But Dean Percy, egged on by his clergy wife Emma, who chairs a feminist club called Women and the Church (WATCH), descended from his Oxford ivory tower like a wounded one-eyed Cyclops and hounded Bishop North ruthlessly and relentlessly until North gave up the ghost and withdrew his acceptance of his nomination as Bishop of Sheffield.
“The highly individualized nature of the attacks upon me have been extremely hard to bear. If, as Christians, we cannot relate to each other within the bounds of love, how can we possibly presume to transform a nation in the name of Christ?” North said in his withdrawal statement, stopping short of naming Percy as his Chief Prosecutor and Persecutor.
Percy resorted to theological howitzers in his public bombardment claiming that Bishop Philip’s appointment would “represent the toleration of gender-based sectarianism”. Percy castigated North’s Anglo-Catholic organization The Society as an example of “fogeyish sacralized sexism”.
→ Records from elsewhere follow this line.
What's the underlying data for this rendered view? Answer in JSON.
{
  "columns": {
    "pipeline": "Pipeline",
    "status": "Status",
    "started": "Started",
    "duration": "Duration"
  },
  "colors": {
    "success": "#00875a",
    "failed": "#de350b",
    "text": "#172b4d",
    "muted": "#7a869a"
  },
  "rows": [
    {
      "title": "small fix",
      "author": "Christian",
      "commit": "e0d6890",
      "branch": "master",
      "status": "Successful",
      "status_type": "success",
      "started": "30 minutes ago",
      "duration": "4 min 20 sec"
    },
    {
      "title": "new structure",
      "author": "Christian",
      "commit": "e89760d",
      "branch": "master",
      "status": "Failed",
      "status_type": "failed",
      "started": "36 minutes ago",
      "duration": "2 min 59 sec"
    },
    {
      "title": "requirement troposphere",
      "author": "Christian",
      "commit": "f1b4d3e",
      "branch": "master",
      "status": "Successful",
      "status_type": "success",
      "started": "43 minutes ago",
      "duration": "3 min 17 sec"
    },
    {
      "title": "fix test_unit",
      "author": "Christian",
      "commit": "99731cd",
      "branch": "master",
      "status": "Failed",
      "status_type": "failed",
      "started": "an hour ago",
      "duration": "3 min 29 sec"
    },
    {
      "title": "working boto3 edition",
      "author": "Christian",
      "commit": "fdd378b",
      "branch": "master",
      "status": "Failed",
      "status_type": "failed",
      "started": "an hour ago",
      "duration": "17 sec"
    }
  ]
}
If there is a benchmark for bullying, Percy revealed it in full regalia to church and nation. This was far from a level playing field. Percy sniped from his Oxford citadel of power and privilege. The mainstream media and the entire leftwing gaggle of feminist clergy bayed like hunting hounds for Bishop North’s body and blood.
What is sinister is the streak of totalitarianism in Percy’s refusal to permit even a single diocesan bishop to hold office as a conscientious objector to women’s ordination. Also, Sheffield isn’t even Percy’s diocese and North’s appointment was none of Percy’s business. Percy proclaimed that his intolerance of the tolerance set in motion by the Church of England was a matter of integrity, since “trying to contain ‘two integrities’ in one body is a near-impossible feat”. He summed up his radical position insisting that “‘two integrities’ is neither credible nor desirable. As the Church of England has begun to discover in our debates on sexuality, if you truly want to be one church, you can only really afford one integrity”.
The irony peaks if you read Martyn Percy’s Power and the Church: Ecclesiology in an Age of Transition. In particular, Percy excoriates fundamentalist forms of Christianity for playing power games. Poor Percy doesn’t seem to concede that while authoritarianism can be rightwing as well as leftwing, it is progressive forms of authoritarianism that have been the most pernicious and cannibalistic.
“Power is the ability of its holders to carry out their will, exact compliance, exert force and compel obedience,” he writes. Isn’t this precisely what Percy did in his power putsch against Bishop North? And isn’t this precisely what his dons are now doing in their power plot to depose their Dean?
“In my view, there is a genuine story about religious power to be told which does have a bearing on this book. The story is of the power of reality and the reality of power,” writes Percy. One of the most sobering stories of the reality of power, its corruption, and its inversion, is in the biblical book of Esther. Haman, a power-monger in King Ahasuerus’s palace, plots against the powerless Jew Mordecai. God laughs and turns the table. Haman is hanged on the very gallows he has prepared for Mordechai.
“Do not be deceived: God is not mocked, for whatever one sows, that will he also reap,” writes St Paul to the Galatians. Soon it will be Advent and it’s not too late for Dean Percy to repent of his use of power in crushing a conservative bishop.